OSHAWA, Ont. — Stark policy differences and personal bad blood with Justin Trudeau makes potential co-operation between either a Liberal — or NDP — minority government difficult, Tom Mulcair said Tuesday.
The NDP leader also dismissed appeals to stop vote-splitting in the run-up to Monday's election, saying only his party has the strength and credibility to defeat the governing Tories.
Mulcair bobbed and weaved around renewed questions over the breadth and depth of possible co-operation between the Liberal and NDP leaders, who've both made it clear in no uncertain terms that they would defeat a Conservative minority at the first opportunity.
TORONTO - Freed journalist Mohamed Fahmy lashed out at Prime Minister Stephen Harper on Tuesday, accusing him of washing his hands of his case when intervention with the highest levels of the Egyptian government was most needed.
Speaking at a news conference in Toronto, Fahmy said he initially refused to believe Harper was not bringing his full weight to bear on Egyptian authorities.
"While you here citizens in Canada and around the world clearly understood the urgency of the situation we faced in prison in Egypt, the Harper government did not," Fahmy said.
Last week WikiLeaks posted the final text of the Trans-Pacific Partnership (TPP)intellectual property chapterhammered out at the TPP ministerial meeting in Atlanta. While the chapter is not as bad as previous leaked drafts, and falls short of the most extreme demands from the brand-name drug industry and U.S. government, it's still a harmful agreement that will increase drug costs and reduce access to medicines, especially in developing countries. It also has worrying implications for Canada, binding our country to a regulatory regime that would lock in high drug costs.
Monday, the fifth straight day of multiple stabbing attacks inside Israel, added an extra portion of atrocity to the daily dose: Two Palestinian teens critically wounded an Israeli teen in Jerusalem, in a kind of local version of “Lord of the Flies.”
Over the past five days, there have been no fewer than 17 stabbing attacks, including Monday’s four (but excluding the two that occurred a few days earlier, on October 3). More than half of these attacks were in Jerusalem.

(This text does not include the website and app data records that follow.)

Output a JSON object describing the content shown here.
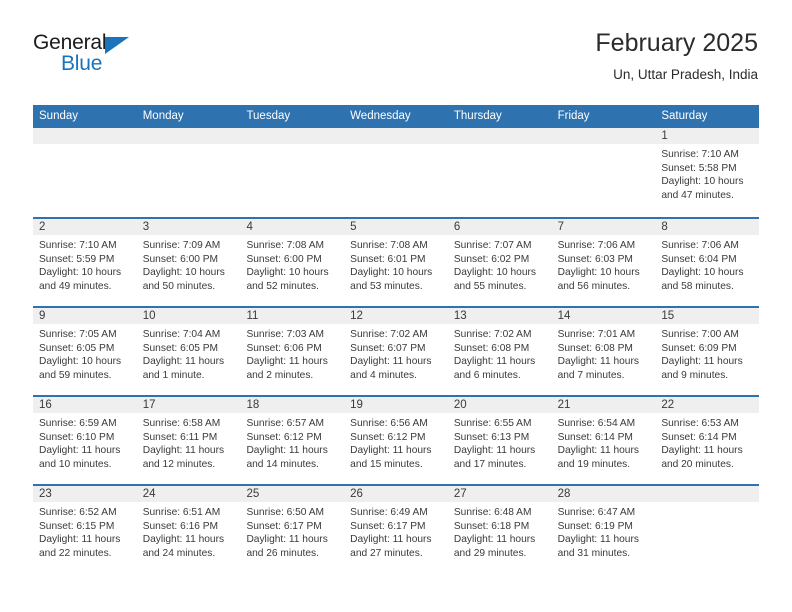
{
  "brand": {
    "name_part1": "General",
    "name_part2": "Blue",
    "triangle_color": "#1b73bb"
  },
  "header": {
    "title": "February 2025",
    "location": "Un, Uttar Pradesh, India"
  },
  "theme": {
    "header_blue": "#2e72b0",
    "day_head_gray": "#efefef",
    "text": "#3a3a3a"
  },
  "weekdays": [
    "Sunday",
    "Monday",
    "Tuesday",
    "Wednesday",
    "Thursday",
    "Friday",
    "Saturday"
  ],
  "weeks": [
    [
      {
        "date": "",
        "empty": true
      },
      {
        "date": "",
        "empty": true
      },
      {
        "date": "",
        "empty": true
      },
      {
        "date": "",
        "empty": true
      },
      {
        "date": "",
        "empty": true
      },
      {
        "date": "",
        "empty": true
      },
      {
        "date": "1",
        "sunrise": "Sunrise: 7:10 AM",
        "sunset": "Sunset: 5:58 PM",
        "daylight": "Daylight: 10 hours and 47 minutes."
      }
    ],
    [
      {
        "date": "2",
        "sunrise": "Sunrise: 7:10 AM",
        "sunset": "Sunset: 5:59 PM",
        "daylight": "Daylight: 10 hours and 49 minutes."
      },
      {
        "date": "3",
        "sunrise": "Sunrise: 7:09 AM",
        "sunset": "Sunset: 6:00 PM",
        "daylight": "Daylight: 10 hours and 50 minutes."
      },
      {
        "date": "4",
        "sunrise": "Sunrise: 7:08 AM",
        "sunset": "Sunset: 6:00 PM",
        "daylight": "Daylight: 10 hours and 52 minutes."
      },
      {
        "date": "5",
        "sunrise": "Sunrise: 7:08 AM",
        "sunset": "Sunset: 6:01 PM",
        "daylight": "Daylight: 10 hours and 53 minutes."
      },
      {
        "date": "6",
        "sunrise": "Sunrise: 7:07 AM",
        "sunset": "Sunset: 6:02 PM",
        "daylight": "Daylight: 10 hours and 55 minutes."
      },
      {
        "date": "7",
        "sunrise": "Sunrise: 7:06 AM",
        "sunset": "Sunset: 6:03 PM",
        "daylight": "Daylight: 10 hours and 56 minutes."
      },
      {
        "date": "8",
        "sunrise": "Sunrise: 7:06 AM",
        "sunset": "Sunset: 6:04 PM",
        "daylight": "Daylight: 10 hours and 58 minutes."
      }
    ],
    [
      {
        "date": "9",
        "sunrise": "Sunrise: 7:05 AM",
        "sunset": "Sunset: 6:05 PM",
        "daylight": "Daylight: 10 hours and 59 minutes."
      },
      {
        "date": "10",
        "sunrise": "Sunrise: 7:04 AM",
        "sunset": "Sunset: 6:05 PM",
        "daylight": "Daylight: 11 hours and 1 minute."
      },
      {
        "date": "11",
        "sunrise": "Sunrise: 7:03 AM",
        "sunset": "Sunset: 6:06 PM",
        "daylight": "Daylight: 11 hours and 2 minutes."
      },
      {
        "date": "12",
        "sunrise": "Sunrise: 7:02 AM",
        "sunset": "Sunset: 6:07 PM",
        "daylight": "Daylight: 11 hours and 4 minutes."
      },
      {
        "date": "13",
        "sunrise": "Sunrise: 7:02 AM",
        "sunset": "Sunset: 6:08 PM",
        "daylight": "Daylight: 11 hours and 6 minutes."
      },
      {
        "date": "14",
        "sunrise": "Sunrise: 7:01 AM",
        "sunset": "Sunset: 6:08 PM",
        "daylight": "Daylight: 11 hours and 7 minutes."
      },
      {
        "date": "15",
        "sunrise": "Sunrise: 7:00 AM",
        "sunset": "Sunset: 6:09 PM",
        "daylight": "Daylight: 11 hours and 9 minutes."
      }
    ],
    [
      {
        "date": "16",
        "sunrise": "Sunrise: 6:59 AM",
        "sunset": "Sunset: 6:10 PM",
        "daylight": "Daylight: 11 hours and 10 minutes."
      },
      {
        "date": "17",
        "sunrise": "Sunrise: 6:58 AM",
        "sunset": "Sunset: 6:11 PM",
        "daylight": "Daylight: 11 hours and 12 minutes."
      },
      {
        "date": "18",
        "sunrise": "Sunrise: 6:57 AM",
        "sunset": "Sunset: 6:12 PM",
        "daylight": "Daylight: 11 hours and 14 minutes."
      },
      {
        "date": "19",
        "sunrise": "Sunrise: 6:56 AM",
        "sunset": "Sunset: 6:12 PM",
        "daylight": "Daylight: 11 hours and 15 minutes."
      },
      {
        "date": "20",
        "sunrise": "Sunrise: 6:55 AM",
        "sunset": "Sunset: 6:13 PM",
        "daylight": "Daylight: 11 hours and 17 minutes."
      },
      {
        "date": "21",
        "sunrise": "Sunrise: 6:54 AM",
        "sunset": "Sunset: 6:14 PM",
        "daylight": "Daylight: 11 hours and 19 minutes."
      },
      {
        "date": "22",
        "sunrise": "Sunrise: 6:53 AM",
        "sunset": "Sunset: 6:14 PM",
        "daylight": "Daylight: 11 hours and 20 minutes."
      }
    ],
    [
      {
        "date": "23",
        "sunrise": "Sunrise: 6:52 AM",
        "sunset": "Sunset: 6:15 PM",
        "daylight": "Daylight: 11 hours and 22 minutes."
      },
      {
        "date": "24",
        "sunrise": "Sunrise: 6:51 AM",
        "sunset": "Sunset: 6:16 PM",
        "daylight": "Daylight: 11 hours and 24 minutes."
      },
      {
        "date": "25",
        "sunrise": "Sunrise: 6:50 AM",
        "sunset": "Sunset: 6:17 PM",
        "daylight": "Daylight: 11 hours and 26 minutes."
      },
      {
        "date": "26",
        "sunrise": "Sunrise: 6:49 AM",
        "sunset": "Sunset: 6:17 PM",
        "daylight": "Daylight: 11 hours and 27 minutes."
      },
      {
        "date": "27",
        "sunrise": "Sunrise: 6:48 AM",
        "sunset": "Sunset: 6:18 PM",
        "daylight": "Daylight: 11 hours and 29 minutes."
      },
      {
        "date": "28",
        "sunrise": "Sunrise: 6:47 AM",
        "sunset": "Sunset: 6:19 PM",
        "daylight": "Daylight: 11 hours and 31 minutes."
      },
      {
        "date": "",
        "empty": true
      }
    ]
  ]
}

On October 15, the Social Security Administration will announce some news that will be distressing to more than one in four households: there will be no Social Security cost of living adjustment ("COLA") for 2016. This is no small matter. The purpose of the annual adjustments is to ensure that Social Security's benefits don't lose value over time. They are intended to keep seniors and other beneficiaries afloat, to allow them to tread water. But they are not floating; they are sinking.